(1) the basic claim must have arisen out of the conduct set forth in the original pleading; (2) the party to be brought in must have received such notice that it will not be prejudiced in maintaining its defense; (3) that party must or should have known that, but for a mistake concerning identity, the action would have been brought against it; and (4) the second and third requirements must have been fulfilled within the prescribed limitations period.


477 U.S. at 29, 106 S.Ct. at 2384.


In Dacus, as here, no governmental entity was served until after the limitations period had run. We applied the Schiavone test as follows:


Here, no government entity was served until [after limitations had expired]. Postmaster General Tisch could not have known within the limitations period that a suit would have been brought against him but for Dacus' mistake in naming the proper defendant. The amendment thus cannot relate back. See Bell v. Veterans Administration Hospital, 826 F.2d 357, 359 (5th Cir.1987); Gonzalez [Gonzales] v. Secretary of Air Force, 824 F.2d 392, 395-96 (5th Cir.1987).

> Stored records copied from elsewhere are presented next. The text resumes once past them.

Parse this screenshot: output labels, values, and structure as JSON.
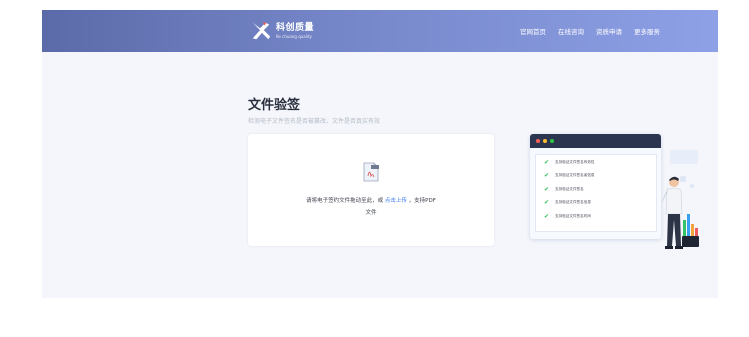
{
  "header": {
    "logo_name": "科创质量",
    "logo_sub": "Ke chuang quality",
    "nav": [
      "官网首页",
      "在线咨询",
      "资质申请",
      "更多服务"
    ]
  },
  "main": {
    "title": "文件验签",
    "subtitle": "检测电子文件签名是否被篡改、文件是否真实有效",
    "upload": {
      "text_before": "请将电子签约文件拖动至此，或",
      "link": "点击上传",
      "text_after": "，支持PDF",
      "text_line2": "文件"
    }
  },
  "illustration": {
    "checks": [
      "支持验证文件签名有效性",
      "支持验证文件签名者信息",
      "支持验证文件签名",
      "支持验证文件签名信息",
      "支持验证文件签名时间"
    ]
  },
  "colors": {
    "header_start": "#5b6aa8",
    "header_end": "#8ea0e6",
    "link": "#3a7bf0",
    "check": "#33c25a"
  }
}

Slip op. at 4. Thus, in obedience to Dacus, Lamb fails the test under the fourth prong of Schiavone.


Dacus also recognizes that the limitation on section 2000e-16 actions is jurisdictional:

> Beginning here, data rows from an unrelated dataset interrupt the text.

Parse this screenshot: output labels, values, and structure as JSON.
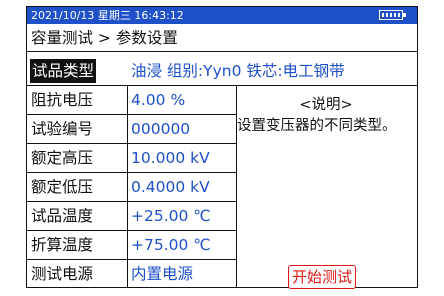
{
  "status": {
    "datetime": "2021/10/13 星期三 16:43:12",
    "battery_icon": "battery-icon"
  },
  "breadcrumb": {
    "text": "容量测试 > 参数设置"
  },
  "params": {
    "sample_type": {
      "label": "试品类型",
      "value": "油浸 组别:Yyn0 铁芯:电工钢带"
    },
    "impedance": {
      "label": "阻抗电压",
      "value": "4.00 %"
    },
    "test_no": {
      "label": "试验编号",
      "value": "000000"
    },
    "rated_high": {
      "label": "额定高压",
      "value": "10.000 kV"
    },
    "rated_low": {
      "label": "额定低压",
      "value": "0.4000 kV"
    },
    "sample_temp": {
      "label": "试品温度",
      "value": "+25.00 ℃"
    },
    "conv_temp": {
      "label": "折算温度",
      "value": "+75.00 ℃"
    },
    "power": {
      "label": "测试电源",
      "value": "内置电源"
    }
  },
  "info": {
    "title": "<说明>",
    "text": "设置变压器的不同类型。"
  },
  "start_button": {
    "label": "开始测试"
  },
  "colors": {
    "header": "#1e50c8",
    "value": "#1e50c8",
    "button": "#e01818"
  }
}
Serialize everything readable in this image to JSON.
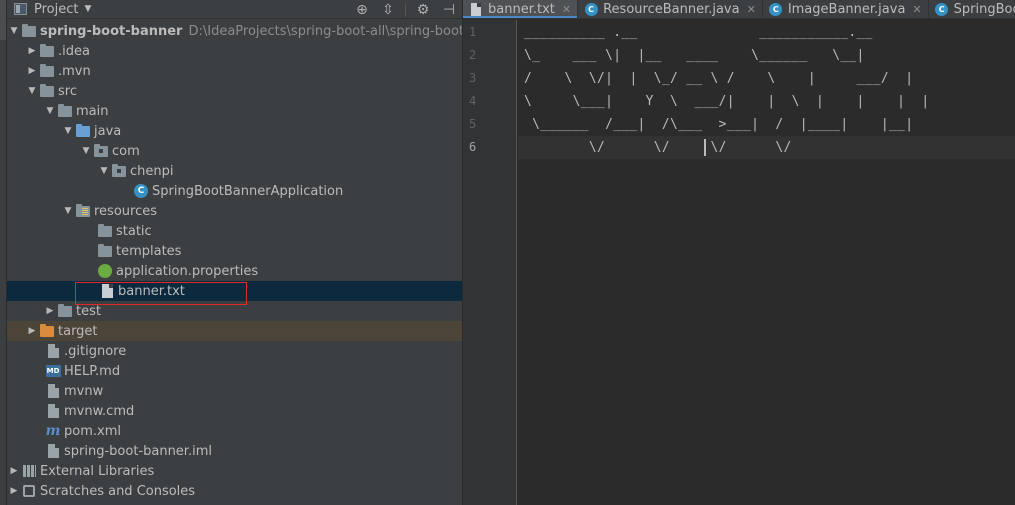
{
  "panel": {
    "title": "Project",
    "tools": [
      "crosshair-icon",
      "collapse-icon",
      "gear-icon",
      "hide-icon"
    ]
  },
  "tree": [
    {
      "label": "spring-boot-banner",
      "path": "D:\\IdeaProjects\\spring-boot-all\\spring-boot-bann",
      "icon": "module-folder-icon",
      "expanded": true
    },
    {
      "label": ".idea",
      "icon": "folder-icon",
      "expanded": false
    },
    {
      "label": ".mvn",
      "icon": "folder-icon",
      "expanded": false
    },
    {
      "label": "src",
      "icon": "folder-icon",
      "expanded": true
    },
    {
      "label": "main",
      "icon": "folder-icon",
      "expanded": true
    },
    {
      "label": "java",
      "icon": "source-folder-icon",
      "expanded": true
    },
    {
      "label": "com",
      "icon": "package-icon",
      "expanded": true
    },
    {
      "label": "chenpi",
      "icon": "package-icon",
      "expanded": true
    },
    {
      "label": "SpringBootBannerApplication",
      "icon": "spring-class-icon"
    },
    {
      "label": "resources",
      "icon": "resources-folder-icon",
      "expanded": true
    },
    {
      "label": "static",
      "icon": "folder-icon"
    },
    {
      "label": "templates",
      "icon": "folder-icon"
    },
    {
      "label": "application.properties",
      "icon": "properties-file-icon"
    },
    {
      "label": "banner.txt",
      "icon": "text-file-icon",
      "selected": true
    },
    {
      "label": "test",
      "icon": "folder-icon",
      "expanded": false
    },
    {
      "label": "target",
      "icon": "excluded-folder-icon",
      "expanded": false
    },
    {
      "label": ".gitignore",
      "icon": "file-icon"
    },
    {
      "label": "HELP.md",
      "icon": "markdown-file-icon"
    },
    {
      "label": "mvnw",
      "icon": "file-icon"
    },
    {
      "label": "mvnw.cmd",
      "icon": "file-icon"
    },
    {
      "label": "pom.xml",
      "icon": "maven-icon"
    },
    {
      "label": "spring-boot-banner.iml",
      "icon": "iml-file-icon"
    },
    {
      "label": "External Libraries",
      "icon": "library-icon",
      "expanded": false
    },
    {
      "label": "Scratches and Consoles",
      "icon": "scratch-icon",
      "expanded": false
    }
  ],
  "tabs": [
    {
      "label": "banner.txt",
      "icon": "text-file-icon",
      "active": true
    },
    {
      "label": "ResourceBanner.java",
      "icon": "class-icon"
    },
    {
      "label": "ImageBanner.java",
      "icon": "class-icon"
    },
    {
      "label": "SpringBootBann",
      "icon": "spring-class-icon"
    }
  ],
  "editor": {
    "line_numbers": [
      "1",
      "2",
      "3",
      "4",
      "5",
      "6"
    ],
    "current_line": 6,
    "lines": [
      "__________ .__               ___________.__",
      "\\_    ___ \\|  |__   ____    \\______   \\__|",
      "/    \\  \\/|  |  \\_/ __ \\ /    \\    |     ___/  |",
      "\\     \\___|    Y  \\  ___/|    |  \\  |    |    |  |",
      " \\______  /___|  /\\___  >___|  /  |____|    |__|",
      "        \\/      \\/     \\/      \\/"
    ]
  },
  "colors": {
    "panel_bg": "#3c3f41",
    "editor_bg": "#2b2b2b",
    "selected_row": "#0d293e",
    "excluded_row": "#4b4437",
    "highlight_border": "#e02828",
    "active_tab_underline": "#4a88c7"
  }
}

Fed.R.Civ.P. 82 prevents the use of the federal civil procedure rules from expanding the jurisdiction of the federal courts. We agree with the First Circuit that "Rule 15 is not to be viewed as enlarging or restricting federal jurisdiction." USM Corp. v. GKN Fasteners, Ltd., 578 F.2d 21, 22 (1st Cir.1978). Allowing Dacus to use Rule 15(a) now to amend his complaint would create jurisdiction, and this we cannot allow.


Slip op. at 5-6. See also slip op. at 5; Bell, 826 F.2d at 360-61 (citing Eastland v. Tennessee Valley Author., 553 F.2d 364, 368 (5th Cir.), cert. denied, 434 U.S. 985, 98 S.Ct. 611, 54 L.Ed.2d 479 (1977)).

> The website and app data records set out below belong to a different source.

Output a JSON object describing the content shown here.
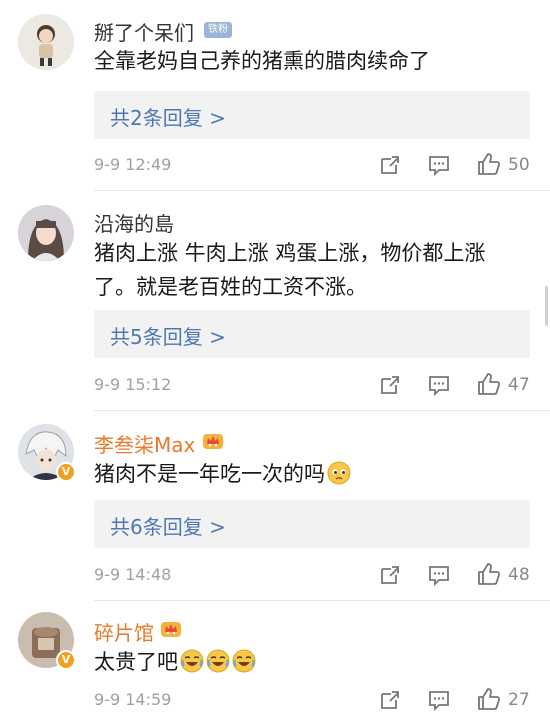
{
  "comments": [
    {
      "username": "掰了个呆们",
      "badge": "铁粉",
      "text": "全靠老妈自己养的猪熏的腊肉续命了",
      "reply_label": "共2条回复 >",
      "time": "9-9 12:49",
      "likes": "50",
      "avatar_icon": "cartoon-boy-avatar"
    },
    {
      "username": "沿海的島",
      "text_line1": "猪肉上涨 牛肉上涨 鸡蛋上涨，物价都上涨",
      "text_line2": "了。就是老百姓的工资不涨。",
      "reply_label": "共5条回复 >",
      "time": "9-9 15:12",
      "likes": "47",
      "avatar_icon": "girl-photo-avatar"
    },
    {
      "username": "李叁柒Max",
      "text": "猪肉不是一年吃一次的吗",
      "emoji": "pleading-face-emoji",
      "reply_label": "共6条回复 >",
      "time": "9-9 14:48",
      "likes": "48",
      "avatar_icon": "anime-character-avatar",
      "verified": "V"
    },
    {
      "username": "碎片馆",
      "text": "太贵了吧",
      "emoji": "laughing-crying-emoji",
      "time": "9-9 14:59",
      "likes": "27",
      "avatar_icon": "photo-avatar",
      "verified": "V"
    }
  ],
  "colors": {
    "link_blue": "#4f78b3",
    "vip_orange": "#e8792b",
    "meta_gray": "#a0a0a0",
    "reply_bg": "#f2f2f2"
  }
}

The judgment is AFFIRMED.


Lamb could have filed a complaint with the Equal Employment Opportunity Commission ("EEOC") and awaited the EEOC's decision before filing a lawsuit. 42 U.S.C. Sec. 2000e-16(c); Brown, 425 U.S. at 832, 96 S.Ct. at 1967. She elected, instead, to bypass the EEOC and institute this action


Lamb suggests that the Dacus-Newbold rule applies only to the analysis of Sec. 2000e-16(c), not of Sec. 2000e-16(a). However, Lamb herself admitted that Sec. 2000e-16(c), not Sec. 2000e-16(a), governs who may be sued in a Sec. 2000e-16 lawsuit. In Sec. 2000e-16(c), Congress provided, in pertinent part, that

[w]ithin thirty days of receipt of notice of final action taken by a department, agency, or unit referred to in subsection (a) of this section, or by the Equal Employment Opportunity Commission upon an appeal from a decision or order of such department, agency, or unit ... an employee ... may file a civil action ... in which ... the head of the department, agency, or unit, as appropriate, shall be the defendant.

42 U.S.C. Sec. 2000e-16(c) (West 1981).